**The task:**
Return every line of the data below that includes the string "Welcome".

● ● ● ●

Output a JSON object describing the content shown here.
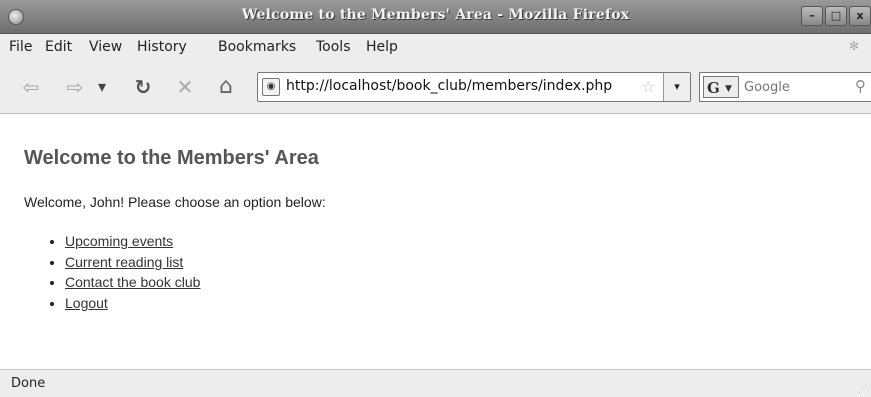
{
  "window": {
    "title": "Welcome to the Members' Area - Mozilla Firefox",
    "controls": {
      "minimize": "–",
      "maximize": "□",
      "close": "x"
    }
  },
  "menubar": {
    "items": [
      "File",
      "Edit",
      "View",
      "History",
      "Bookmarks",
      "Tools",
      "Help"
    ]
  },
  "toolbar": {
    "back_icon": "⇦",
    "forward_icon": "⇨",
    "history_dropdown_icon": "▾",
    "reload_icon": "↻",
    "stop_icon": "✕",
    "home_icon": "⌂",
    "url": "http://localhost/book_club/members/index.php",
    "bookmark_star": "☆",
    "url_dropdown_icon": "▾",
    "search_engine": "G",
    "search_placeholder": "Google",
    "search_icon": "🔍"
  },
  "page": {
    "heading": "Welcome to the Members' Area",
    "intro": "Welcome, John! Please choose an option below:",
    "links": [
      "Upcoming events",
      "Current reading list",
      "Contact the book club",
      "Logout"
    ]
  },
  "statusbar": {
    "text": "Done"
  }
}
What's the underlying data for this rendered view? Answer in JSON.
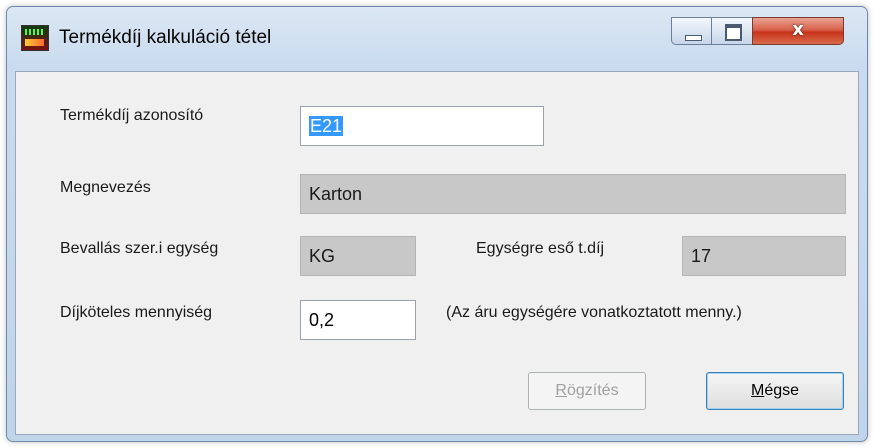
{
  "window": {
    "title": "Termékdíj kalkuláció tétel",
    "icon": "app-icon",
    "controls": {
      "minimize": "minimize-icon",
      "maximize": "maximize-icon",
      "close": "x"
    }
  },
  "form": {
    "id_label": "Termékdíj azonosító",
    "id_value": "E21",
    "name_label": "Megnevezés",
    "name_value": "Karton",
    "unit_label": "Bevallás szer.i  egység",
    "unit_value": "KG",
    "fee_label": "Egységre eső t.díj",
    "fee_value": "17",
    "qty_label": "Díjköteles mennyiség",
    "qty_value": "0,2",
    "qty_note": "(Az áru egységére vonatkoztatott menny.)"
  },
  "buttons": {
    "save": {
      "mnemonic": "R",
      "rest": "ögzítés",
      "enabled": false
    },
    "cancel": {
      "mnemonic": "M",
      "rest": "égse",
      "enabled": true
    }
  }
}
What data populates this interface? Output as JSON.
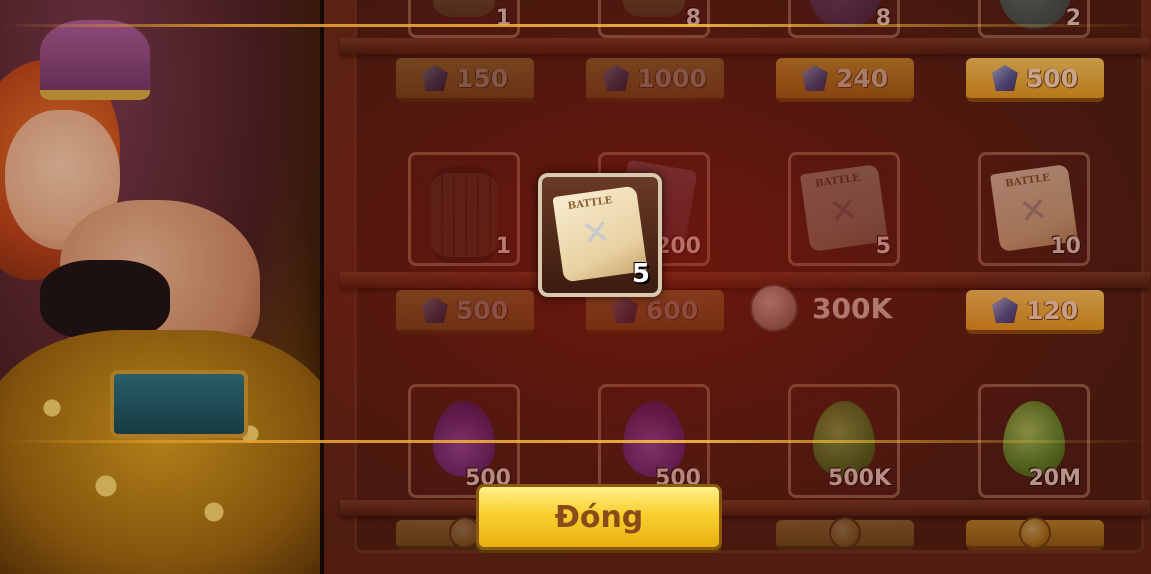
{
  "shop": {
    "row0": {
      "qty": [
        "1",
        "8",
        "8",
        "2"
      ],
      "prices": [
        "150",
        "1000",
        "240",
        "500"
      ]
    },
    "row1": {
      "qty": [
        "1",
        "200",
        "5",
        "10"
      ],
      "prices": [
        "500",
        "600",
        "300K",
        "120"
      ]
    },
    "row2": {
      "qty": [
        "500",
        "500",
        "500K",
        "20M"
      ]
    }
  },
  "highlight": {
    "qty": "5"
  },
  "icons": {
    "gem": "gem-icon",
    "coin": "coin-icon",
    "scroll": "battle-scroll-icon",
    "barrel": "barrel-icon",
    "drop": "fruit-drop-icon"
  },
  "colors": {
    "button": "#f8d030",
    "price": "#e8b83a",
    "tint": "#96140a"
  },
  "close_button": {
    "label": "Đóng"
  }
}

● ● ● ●

**Answer for the task:**
    "title": "Welcome to the Members' Area - Mozilla Firefox",
    "heading": "Welcome to the Members' Area",
    "intro": "Welcome, John! Please choose an option below:",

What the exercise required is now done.